Feeling the Flow

Oct 30, 2015 Issue #54 - August/September 2015 - CHVRCHES Bookmark and Share


Although only now being introduced to an international audience, Finnish singer/songwriter Jaakko Eino Kalevi would like to clear up a few misconceptions. First, even though the former tram driver makes cinematic pop and played a carefree character, cavorting with a pack of comely ladies in the surrealistic video for his single "Deeper Shadows," Kalevi still has a lot on his mind. Right now, it's trying to establish Internet connectivity in his Berlin apartment, to which he decamped from Helsinki shortly after recording his self-titled debut. (Yes, it's taken a year. At this he offers a verbal shrug, admitting the delay in service might be due to a language barrier.) He's also not an expert in dreams, despite what might have been claimed by journalists after the release of his EP Dreamzone. ("Maybe in some interviews people wanted to ask about it because of the name?" he asks.
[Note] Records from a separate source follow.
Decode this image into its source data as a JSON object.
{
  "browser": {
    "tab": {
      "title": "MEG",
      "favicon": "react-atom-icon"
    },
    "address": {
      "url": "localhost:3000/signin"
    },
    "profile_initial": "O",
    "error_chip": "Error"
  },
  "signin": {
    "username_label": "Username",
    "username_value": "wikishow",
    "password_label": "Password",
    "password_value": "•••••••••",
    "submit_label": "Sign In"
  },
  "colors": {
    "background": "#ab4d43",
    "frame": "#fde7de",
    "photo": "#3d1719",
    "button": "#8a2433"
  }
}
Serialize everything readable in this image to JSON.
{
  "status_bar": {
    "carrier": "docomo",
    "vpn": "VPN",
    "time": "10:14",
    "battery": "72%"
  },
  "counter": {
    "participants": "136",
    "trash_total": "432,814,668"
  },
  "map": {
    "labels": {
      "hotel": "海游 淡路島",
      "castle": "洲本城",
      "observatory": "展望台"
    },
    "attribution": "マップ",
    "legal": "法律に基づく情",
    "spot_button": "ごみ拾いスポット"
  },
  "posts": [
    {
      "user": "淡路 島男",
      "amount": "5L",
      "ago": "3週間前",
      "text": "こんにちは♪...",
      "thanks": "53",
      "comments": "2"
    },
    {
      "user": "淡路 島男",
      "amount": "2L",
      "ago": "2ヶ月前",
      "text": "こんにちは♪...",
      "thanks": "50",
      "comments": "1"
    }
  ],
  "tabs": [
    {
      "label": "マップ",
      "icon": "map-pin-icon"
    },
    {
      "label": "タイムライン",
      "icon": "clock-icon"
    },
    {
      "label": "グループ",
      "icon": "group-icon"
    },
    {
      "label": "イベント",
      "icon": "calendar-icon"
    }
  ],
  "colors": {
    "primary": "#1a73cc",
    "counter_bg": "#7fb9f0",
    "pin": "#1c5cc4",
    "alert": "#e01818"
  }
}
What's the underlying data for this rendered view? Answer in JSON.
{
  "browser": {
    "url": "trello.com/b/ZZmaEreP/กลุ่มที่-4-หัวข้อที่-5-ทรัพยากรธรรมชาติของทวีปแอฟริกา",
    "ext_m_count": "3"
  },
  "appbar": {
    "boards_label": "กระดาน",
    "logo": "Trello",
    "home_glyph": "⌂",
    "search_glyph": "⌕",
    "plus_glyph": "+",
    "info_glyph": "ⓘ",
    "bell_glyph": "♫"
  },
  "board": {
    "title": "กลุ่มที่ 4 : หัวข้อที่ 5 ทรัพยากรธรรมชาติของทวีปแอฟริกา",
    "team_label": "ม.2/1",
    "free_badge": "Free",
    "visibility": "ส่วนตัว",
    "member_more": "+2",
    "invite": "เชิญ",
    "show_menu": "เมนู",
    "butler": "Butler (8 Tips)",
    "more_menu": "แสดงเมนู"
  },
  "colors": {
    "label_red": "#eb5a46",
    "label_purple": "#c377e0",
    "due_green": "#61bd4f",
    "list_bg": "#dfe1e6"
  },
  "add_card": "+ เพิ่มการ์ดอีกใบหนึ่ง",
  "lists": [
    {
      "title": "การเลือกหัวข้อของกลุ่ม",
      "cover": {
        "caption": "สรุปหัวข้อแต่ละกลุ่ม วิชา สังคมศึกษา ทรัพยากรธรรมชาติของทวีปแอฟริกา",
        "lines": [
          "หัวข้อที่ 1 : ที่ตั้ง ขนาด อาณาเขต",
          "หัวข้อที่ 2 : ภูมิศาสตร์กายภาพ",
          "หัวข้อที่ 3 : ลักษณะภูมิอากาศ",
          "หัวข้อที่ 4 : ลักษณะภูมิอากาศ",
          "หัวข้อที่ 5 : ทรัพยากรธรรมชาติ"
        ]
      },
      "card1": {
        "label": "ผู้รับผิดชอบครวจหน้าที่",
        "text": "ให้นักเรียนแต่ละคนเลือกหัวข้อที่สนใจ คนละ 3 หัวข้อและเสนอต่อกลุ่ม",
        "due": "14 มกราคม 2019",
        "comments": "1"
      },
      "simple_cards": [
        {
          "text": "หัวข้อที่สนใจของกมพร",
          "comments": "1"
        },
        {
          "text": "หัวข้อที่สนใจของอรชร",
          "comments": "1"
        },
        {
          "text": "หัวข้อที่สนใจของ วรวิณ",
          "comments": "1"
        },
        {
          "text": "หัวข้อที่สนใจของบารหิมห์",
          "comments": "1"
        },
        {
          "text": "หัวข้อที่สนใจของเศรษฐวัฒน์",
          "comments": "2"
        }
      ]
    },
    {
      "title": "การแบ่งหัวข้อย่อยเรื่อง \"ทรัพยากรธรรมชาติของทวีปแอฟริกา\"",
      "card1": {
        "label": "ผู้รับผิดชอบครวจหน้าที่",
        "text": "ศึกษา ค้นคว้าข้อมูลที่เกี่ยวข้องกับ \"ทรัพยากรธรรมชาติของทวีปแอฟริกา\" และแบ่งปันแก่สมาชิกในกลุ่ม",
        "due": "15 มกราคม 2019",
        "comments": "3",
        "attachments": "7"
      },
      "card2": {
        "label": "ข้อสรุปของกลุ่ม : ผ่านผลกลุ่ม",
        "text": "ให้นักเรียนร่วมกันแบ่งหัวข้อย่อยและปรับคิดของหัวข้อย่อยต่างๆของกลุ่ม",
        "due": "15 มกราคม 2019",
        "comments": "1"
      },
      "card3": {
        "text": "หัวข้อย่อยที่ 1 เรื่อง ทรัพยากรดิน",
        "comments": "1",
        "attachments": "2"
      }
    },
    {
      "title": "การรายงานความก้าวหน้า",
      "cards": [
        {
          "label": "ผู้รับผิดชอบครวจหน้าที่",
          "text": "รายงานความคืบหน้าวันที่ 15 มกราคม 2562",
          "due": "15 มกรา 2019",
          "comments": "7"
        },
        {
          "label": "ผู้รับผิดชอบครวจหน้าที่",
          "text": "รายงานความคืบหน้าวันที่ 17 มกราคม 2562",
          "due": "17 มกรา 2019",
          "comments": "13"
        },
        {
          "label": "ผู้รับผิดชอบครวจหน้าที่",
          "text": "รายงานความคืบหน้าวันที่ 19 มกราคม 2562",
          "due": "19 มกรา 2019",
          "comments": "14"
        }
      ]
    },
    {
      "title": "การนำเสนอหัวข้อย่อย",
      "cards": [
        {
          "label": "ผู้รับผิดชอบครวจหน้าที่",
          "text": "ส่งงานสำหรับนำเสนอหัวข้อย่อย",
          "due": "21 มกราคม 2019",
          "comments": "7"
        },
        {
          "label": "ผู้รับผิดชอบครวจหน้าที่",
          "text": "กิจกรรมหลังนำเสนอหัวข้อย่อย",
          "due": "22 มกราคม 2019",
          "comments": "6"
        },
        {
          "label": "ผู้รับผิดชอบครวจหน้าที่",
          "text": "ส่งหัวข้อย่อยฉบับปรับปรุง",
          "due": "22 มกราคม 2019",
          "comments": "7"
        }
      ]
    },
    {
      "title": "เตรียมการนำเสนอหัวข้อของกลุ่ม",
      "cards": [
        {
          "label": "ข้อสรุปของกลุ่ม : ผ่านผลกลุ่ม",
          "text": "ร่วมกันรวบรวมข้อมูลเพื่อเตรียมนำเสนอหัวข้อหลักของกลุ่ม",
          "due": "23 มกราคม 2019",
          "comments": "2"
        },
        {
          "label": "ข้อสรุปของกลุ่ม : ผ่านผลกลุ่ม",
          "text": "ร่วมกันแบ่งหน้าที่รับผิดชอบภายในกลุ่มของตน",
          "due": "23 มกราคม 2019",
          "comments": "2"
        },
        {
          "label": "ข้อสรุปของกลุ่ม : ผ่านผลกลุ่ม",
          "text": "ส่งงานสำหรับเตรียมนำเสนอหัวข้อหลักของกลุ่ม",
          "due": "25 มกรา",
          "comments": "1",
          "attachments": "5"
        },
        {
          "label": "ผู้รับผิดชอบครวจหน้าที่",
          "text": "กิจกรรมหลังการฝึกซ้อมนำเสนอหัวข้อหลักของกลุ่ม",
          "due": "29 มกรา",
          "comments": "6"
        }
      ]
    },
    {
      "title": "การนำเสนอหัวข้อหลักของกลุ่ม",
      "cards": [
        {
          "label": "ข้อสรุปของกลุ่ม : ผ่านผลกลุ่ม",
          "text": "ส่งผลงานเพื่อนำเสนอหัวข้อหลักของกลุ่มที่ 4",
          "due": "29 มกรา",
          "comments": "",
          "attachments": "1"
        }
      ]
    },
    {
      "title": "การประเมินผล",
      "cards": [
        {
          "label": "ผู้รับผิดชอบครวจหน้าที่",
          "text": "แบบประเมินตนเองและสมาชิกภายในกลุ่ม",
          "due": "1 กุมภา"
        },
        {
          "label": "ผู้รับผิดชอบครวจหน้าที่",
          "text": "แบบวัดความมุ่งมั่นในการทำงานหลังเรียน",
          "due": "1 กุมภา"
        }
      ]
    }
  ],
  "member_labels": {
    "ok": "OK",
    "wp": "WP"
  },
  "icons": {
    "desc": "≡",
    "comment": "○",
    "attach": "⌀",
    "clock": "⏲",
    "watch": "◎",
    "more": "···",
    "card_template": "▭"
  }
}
Having admitted to occasionally scrolling through dream-related Internet message boards for inspiration, he still sounds bemused at how the story was distorted.) And even though his music bears a resemblance to Ariel Pink's twisted pop confections (Kalevi counts himself a fan of the Los Angeles provocateur's work), that's not all the two musicians have in common. Kalevi admits that he and Pink share an intimate connection.

"Once we were supporting him in Finland," Kalevi recounts. "I used to live just by the venue. We went to my place for an after party and he slept in my bed. I never did talk with him, actually!"

The comparisons may continue with the release of his debut full-length on Domino imprint Weird World. The album is a trip down the rabbit hole, Kalevi telegraphing a sense of shivery sensuality through playful production choices (sax solos and guitar riffs that sound ripped straight from a 1980s thriller all factor in heavily), slinky bass lines, and sing-speak in both English and Finnish. Most of his freewheeling compositions, however, have very pedestrian rootsthe voice memo function on his phone.

"Sometimes I don't even have to go back there and listen to remember these recordings," he admits. "I remember it wrong and it's actually better. It's the same effect when you hear music from the distance, and it sounds very good, and when you actually hear the song it sounds like shit. It's not as good as your distant impression."

Sometimes songs come together even faster. Although it took Kalevi nearly five years to release it, he recalls that writing "Deeper Shadows," a playful pop piece featuring a thudding baseline intertwined with flute-like synth harmonies, was an almost instant process.

"I came up with it in one soundcheck," he says. "I recorded it, and later I was looking through my recordings and made this jam into a song."

It's an ideal instance of creative conception that's likely to anger those musicians whose work only comes after days of toil. Kalevi admits that while it often happens with him that ideas emerge fully formed, writing and recording doesn't always go so smoothly.

"Well," he adds with a nervous laugh, realizing that his statement might be misconstrued as boasting. "I also sweat!"

[Note: This article first appeared in Under the Radar's August/September 2015 Issue, which is still on newsstands now. This is its debut online.]

www.jaakkoeinokalevi.com

 

 



Comments

Submit your comment

Name Required

Email Required, will not be published

URL

Remember my personal information
Notify me of follow-up comments?

Please enter the word you see in the image below:

There are no comments for this entry yet.